▶ **What this task involves**
Go through the entries one line at a time, and gather every line that has the word "PROCESSTHREADS".

▶ **Page and application data records**
┌──

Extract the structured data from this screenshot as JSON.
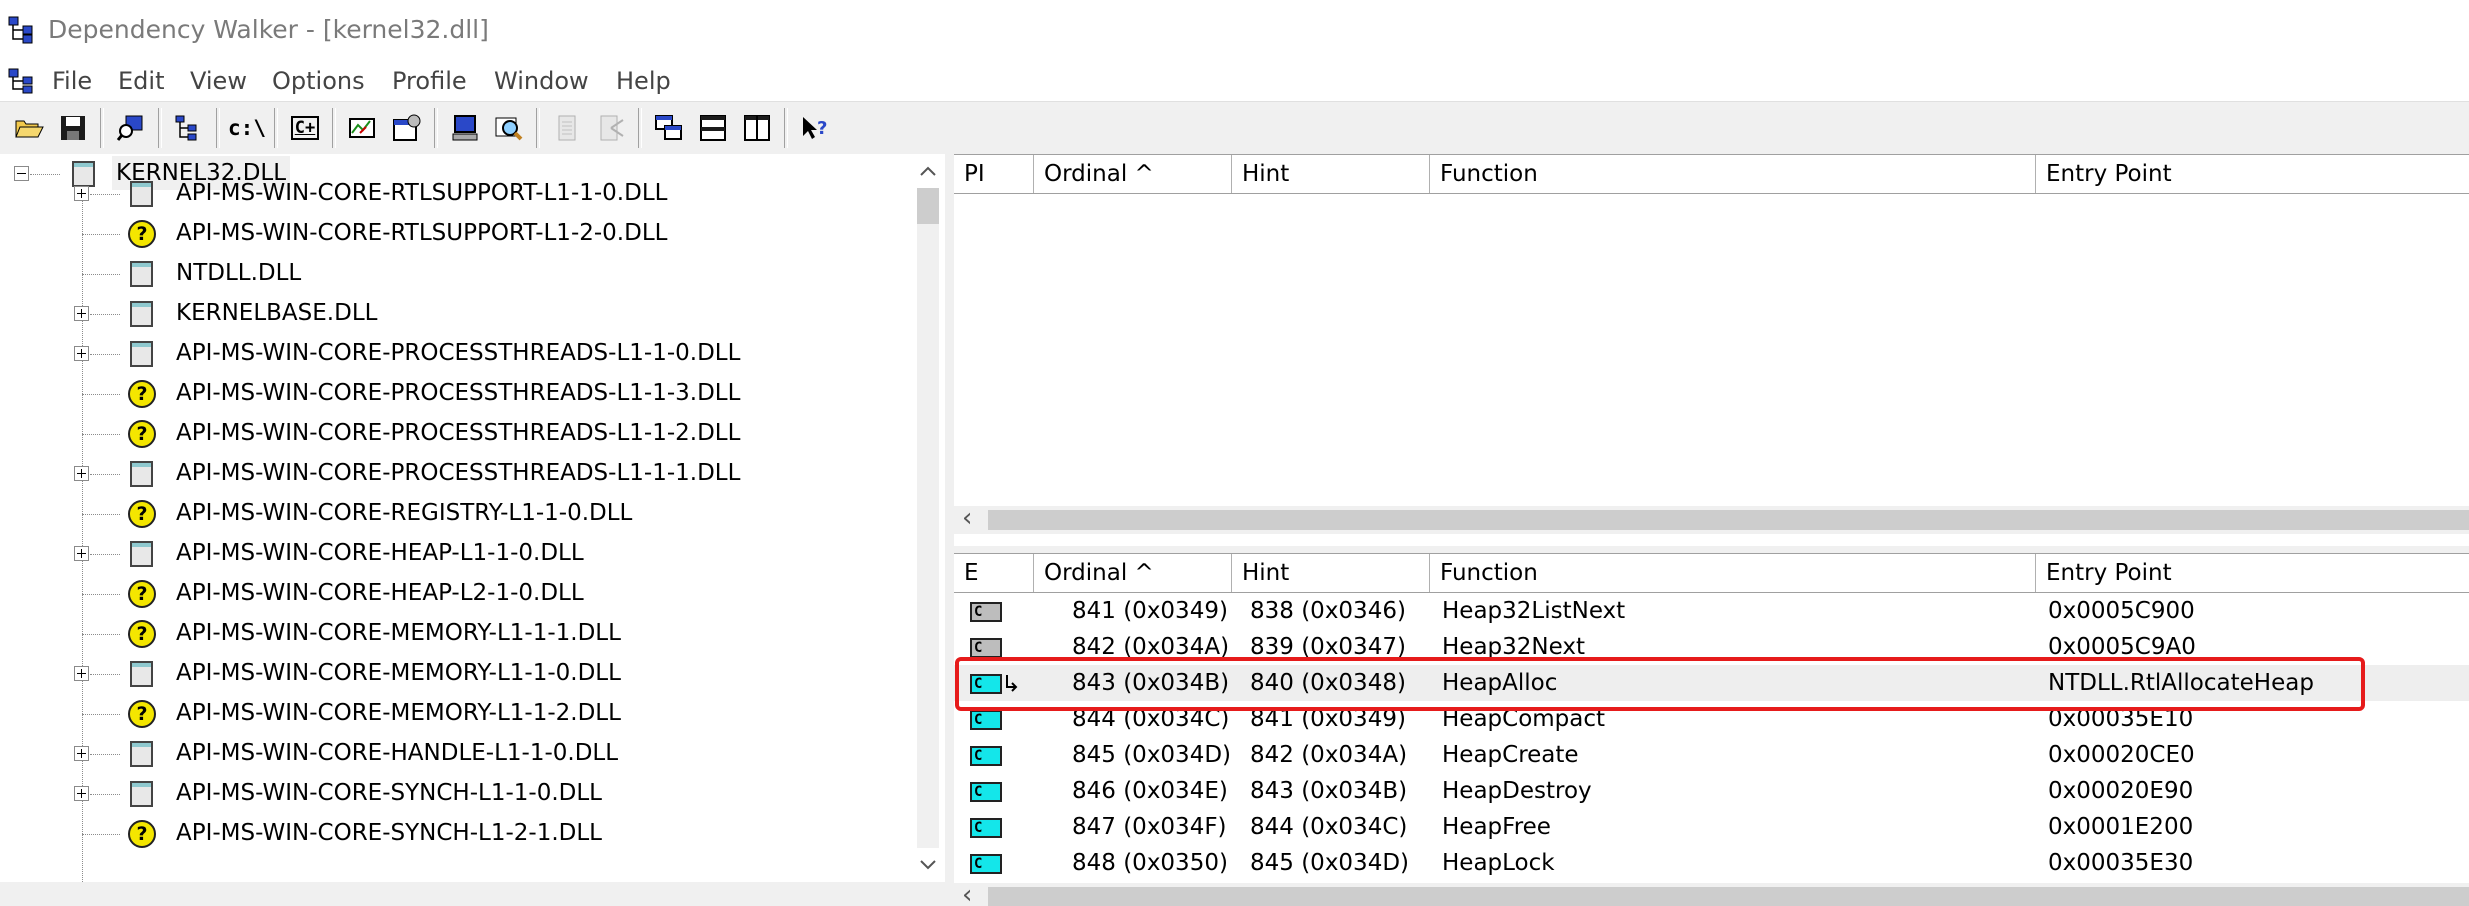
{
  "window": {
    "title": "Dependency Walker - [kernel32.dll]"
  },
  "menu": [
    "File",
    "Edit",
    "View",
    "Options",
    "Profile",
    "Window",
    "Help"
  ],
  "toolbar": {
    "buttons": [
      "open-icon",
      "save-icon",
      "find-icon",
      "full-paths-icon",
      "undecorate-icon",
      "cpp-icon",
      "profile-icon",
      "properties-icon",
      "system-info-icon",
      "search-icon",
      "import-icon",
      "export-icon",
      "cascade-icon",
      "tile-horizontal-icon",
      "tile-vertical-icon",
      "help-icon"
    ]
  },
  "tree": {
    "root": "KERNEL32.DLL",
    "items": [
      {
        "label": "API-MS-WIN-CORE-RTLSUPPORT-L1-1-0.DLL",
        "icon": "module",
        "expandable": true
      },
      {
        "label": "API-MS-WIN-CORE-RTLSUPPORT-L1-2-0.DLL",
        "icon": "missing",
        "expandable": false
      },
      {
        "label": "NTDLL.DLL",
        "icon": "module",
        "expandable": false
      },
      {
        "label": "KERNELBASE.DLL",
        "icon": "module",
        "expandable": true
      },
      {
        "label": "API-MS-WIN-CORE-PROCESSTHREADS-L1-1-0.DLL",
        "icon": "module",
        "expandable": true
      },
      {
        "label": "API-MS-WIN-CORE-PROCESSTHREADS-L1-1-3.DLL",
        "icon": "missing",
        "expandable": false
      },
      {
        "label": "API-MS-WIN-CORE-PROCESSTHREADS-L1-1-2.DLL",
        "icon": "missing",
        "expandable": false
      },
      {
        "label": "API-MS-WIN-CORE-PROCESSTHREADS-L1-1-1.DLL",
        "icon": "module",
        "expandable": true
      },
      {
        "label": "API-MS-WIN-CORE-REGISTRY-L1-1-0.DLL",
        "icon": "missing",
        "expandable": false
      },
      {
        "label": "API-MS-WIN-CORE-HEAP-L1-1-0.DLL",
        "icon": "module",
        "expandable": true
      },
      {
        "label": "API-MS-WIN-CORE-HEAP-L2-1-0.DLL",
        "icon": "missing",
        "expandable": false
      },
      {
        "label": "API-MS-WIN-CORE-MEMORY-L1-1-1.DLL",
        "icon": "missing",
        "expandable": false
      },
      {
        "label": "API-MS-WIN-CORE-MEMORY-L1-1-0.DLL",
        "icon": "module",
        "expandable": true
      },
      {
        "label": "API-MS-WIN-CORE-MEMORY-L1-1-2.DLL",
        "icon": "missing",
        "expandable": false
      },
      {
        "label": "API-MS-WIN-CORE-HANDLE-L1-1-0.DLL",
        "icon": "module",
        "expandable": true
      },
      {
        "label": "API-MS-WIN-CORE-SYNCH-L1-1-0.DLL",
        "icon": "module",
        "expandable": true
      },
      {
        "label": "API-MS-WIN-CORE-SYNCH-L1-2-1.DLL",
        "icon": "missing",
        "expandable": false
      }
    ]
  },
  "imports": {
    "columns": [
      "PI",
      "Ordinal ^",
      "Hint",
      "Function",
      "Entry Point"
    ]
  },
  "exports": {
    "columns": [
      "E",
      "Ordinal ^",
      "Hint",
      "Function",
      "Entry Point"
    ],
    "rows": [
      {
        "ordinal": "841 (0x0349)",
        "hint": "838 (0x0346)",
        "function": "Heap32ListNext",
        "entry": "0x0005C900",
        "icon": "gray",
        "forwarded": false
      },
      {
        "ordinal": "842 (0x034A)",
        "hint": "839 (0x0347)",
        "function": "Heap32Next",
        "entry": "0x0005C9A0",
        "icon": "gray",
        "forwarded": false
      },
      {
        "ordinal": "843 (0x034B)",
        "hint": "840 (0x0348)",
        "function": "HeapAlloc",
        "entry": "NTDLL.RtlAllocateHeap",
        "icon": "cyan",
        "forwarded": true
      },
      {
        "ordinal": "844 (0x034C)",
        "hint": "841 (0x0349)",
        "function": "HeapCompact",
        "entry": "0x00035E10",
        "icon": "cyan",
        "forwarded": false
      },
      {
        "ordinal": "845 (0x034D)",
        "hint": "842 (0x034A)",
        "function": "HeapCreate",
        "entry": "0x00020CE0",
        "icon": "cyan",
        "forwarded": false
      },
      {
        "ordinal": "846 (0x034E)",
        "hint": "843 (0x034B)",
        "function": "HeapDestroy",
        "entry": "0x00020E90",
        "icon": "cyan",
        "forwarded": false
      },
      {
        "ordinal": "847 (0x034F)",
        "hint": "844 (0x034C)",
        "function": "HeapFree",
        "entry": "0x0001E200",
        "icon": "cyan",
        "forwarded": false
      },
      {
        "ordinal": "848 (0x0350)",
        "hint": "845 (0x034D)",
        "function": "HeapLock",
        "entry": "0x00035E30",
        "icon": "cyan",
        "forwarded": false
      }
    ],
    "highlighted_function": "HeapAlloc"
  },
  "colors": {
    "highlight_border": "#e61b1b",
    "export_icon_cyan": "#14e6ea",
    "missing_icon_yellow": "#f4e600"
  }
}
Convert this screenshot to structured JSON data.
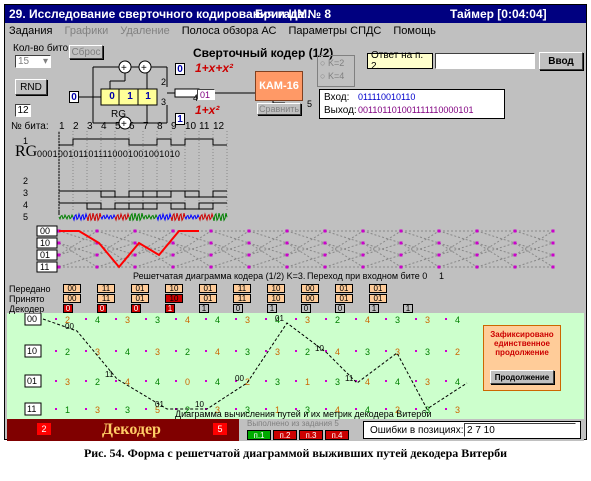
{
  "window": {
    "title": "29. Исследование сверточного кодирования и ЦМ.",
    "brigade": "Бригада № 8",
    "timer": "Таймер [0:04:04]"
  },
  "menu": [
    {
      "label": "Задания",
      "enabled": true
    },
    {
      "label": "Графики",
      "enabled": false
    },
    {
      "label": "Удаление",
      "enabled": false
    },
    {
      "label": "Полоса обзора АС",
      "enabled": true
    },
    {
      "label": "Параметры СПДС",
      "enabled": true
    },
    {
      "label": "Помощь",
      "enabled": true
    }
  ],
  "encoder": {
    "bits_label": "Кол-во битов",
    "bits_value": "15",
    "reset_button": "Сброс",
    "rnd_button": "RND",
    "title": "Сверточный кодер (1/2)",
    "poly_top": "1+x+x²",
    "poly_bottom": "1+x²",
    "register_bits": [
      "0",
      "1",
      "1"
    ],
    "register_label": "RG",
    "input_bit": "0",
    "out_top": "0",
    "out_bottom": "1",
    "mod_label": "КАМ-16",
    "mod_button": "Сравнить",
    "count": "12",
    "k_options": [
      "K=2",
      "K=4"
    ],
    "mux_pos": [
      "1",
      "2",
      "3",
      "4",
      "5"
    ],
    "mux_value": "01"
  },
  "answer": {
    "label": "Ответ на п. 2.",
    "value": "",
    "enter_button": "Ввод"
  },
  "io": {
    "in_label": "Вход:",
    "in_value": "011110010110",
    "out_label": "Выход:",
    "out_value": "001101101001111110000101"
  },
  "timing": {
    "bit_label": "№ бита:",
    "bit_numbers": [
      "1",
      "2",
      "3",
      "4",
      "5",
      "6",
      "7",
      "8",
      "9",
      "10",
      "11",
      "12"
    ],
    "rg_label": "RG",
    "rg_bits": "0001001011011110001001001010",
    "rows": [
      "1",
      "2",
      "3",
      "4",
      "5"
    ]
  },
  "trellis": {
    "states": [
      "00",
      "10",
      "01",
      "11"
    ],
    "caption": "Решетчатая диаграмма кодера (1/2) K=3.",
    "legend0": "Переход при входном бите 0",
    "legend1": "1"
  },
  "sequences": {
    "sent_label": "Передано",
    "recv_label": "Принято",
    "dec_label": "Декодер",
    "sent": [
      "00",
      "11",
      "01",
      "10",
      "01",
      "11",
      "10",
      "00",
      "01",
      "01"
    ],
    "recv": [
      "00",
      "11",
      "01",
      "10",
      "01",
      "11",
      "10",
      "00",
      "01",
      "01"
    ],
    "recv_err": [
      false,
      false,
      false,
      true,
      false,
      false,
      false,
      false,
      false,
      false
    ],
    "dec": [
      "0",
      "0",
      "0",
      "1",
      "1",
      "0",
      "1",
      "0",
      "0",
      "1",
      "1"
    ]
  },
  "decoder": {
    "states": [
      "00",
      "10",
      "01",
      "11"
    ],
    "caption": "Диаграмма вычисления путей и их метрик декодера Витерби",
    "notice": "Зафиксировано единственное продолжение",
    "continue_button": "Продолжение",
    "metric_rows": [
      [
        "2",
        "4",
        "3",
        "3",
        "4",
        "4",
        "3",
        "4",
        "3",
        "2",
        "4",
        "3",
        "3",
        "4"
      ],
      [
        "2",
        "3",
        "4",
        "3",
        "2",
        "4",
        "3",
        "3",
        "2",
        "4",
        "3",
        "3",
        "3",
        "2"
      ],
      [
        "3",
        "2",
        "4",
        "4",
        "0",
        "4",
        "2",
        "3",
        "1",
        "3",
        "4",
        "4",
        "3",
        "4"
      ],
      [
        "1",
        "3",
        "3",
        "5",
        "2",
        "3",
        "3",
        "1",
        "3",
        "4",
        "4",
        "2",
        "3",
        "3"
      ]
    ],
    "branch_labels": [
      "00",
      "11",
      "01",
      "10",
      "00",
      "01",
      "10",
      "11"
    ]
  },
  "status": {
    "left_count": "2",
    "title": "Декодер",
    "right_count": "5",
    "done_label": "Выполнено из задания 5",
    "progress_items": [
      "п.1",
      "п.2",
      "п.3",
      "п.4"
    ],
    "errors_label": "Ошибки в позициях:",
    "errors_value": "2 7 10"
  },
  "caption": "Рис. 54. Форма с решетчатой диаграммой выживших путей декодера Витерби",
  "colors": {
    "title_bg": "#000080",
    "trellis_red": "#ff0000",
    "decoder_bg": "#ccffcc",
    "status_dark": "#800000",
    "mod_orange": "#ff9966",
    "dot_magenta": "#cc00cc"
  }
}
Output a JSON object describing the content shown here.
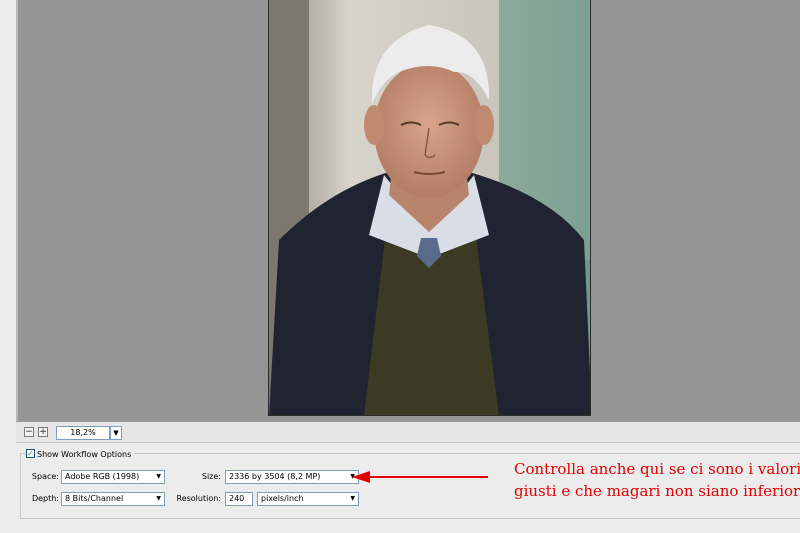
{
  "zoom": {
    "minus_label": "−",
    "plus_label": "+",
    "value": "18,2%"
  },
  "workflow": {
    "show_label": "Show Workflow Options",
    "space_label": "Space:",
    "space_value": "Adobe RGB (1998)",
    "depth_label": "Depth:",
    "depth_value": "8 Bits/Channel",
    "size_label": "Size:",
    "size_value": "2336 by 3504  (8,2 MP)",
    "resolution_label": "Resolution:",
    "resolution_value": "240",
    "resolution_unit": "pixels/inch"
  },
  "annotation": {
    "line1": "Controlla anche qui se ci sono i valori",
    "line2": "giusti e che magari non siano inferiori",
    "color": "#e00000"
  }
}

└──

▶ **Reply to the task**
        "label": "API-MS-WIN-CORE-PROCESSTHREADS-L1-1-0.DLL",
        "label": "API-MS-WIN-CORE-PROCESSTHREADS-L1-1-3.DLL",
        "label": "API-MS-WIN-CORE-PROCESSTHREADS-L1-1-2.DLL",
        "label": "API-MS-WIN-CORE-PROCESSTHREADS-L1-1-1.DLL",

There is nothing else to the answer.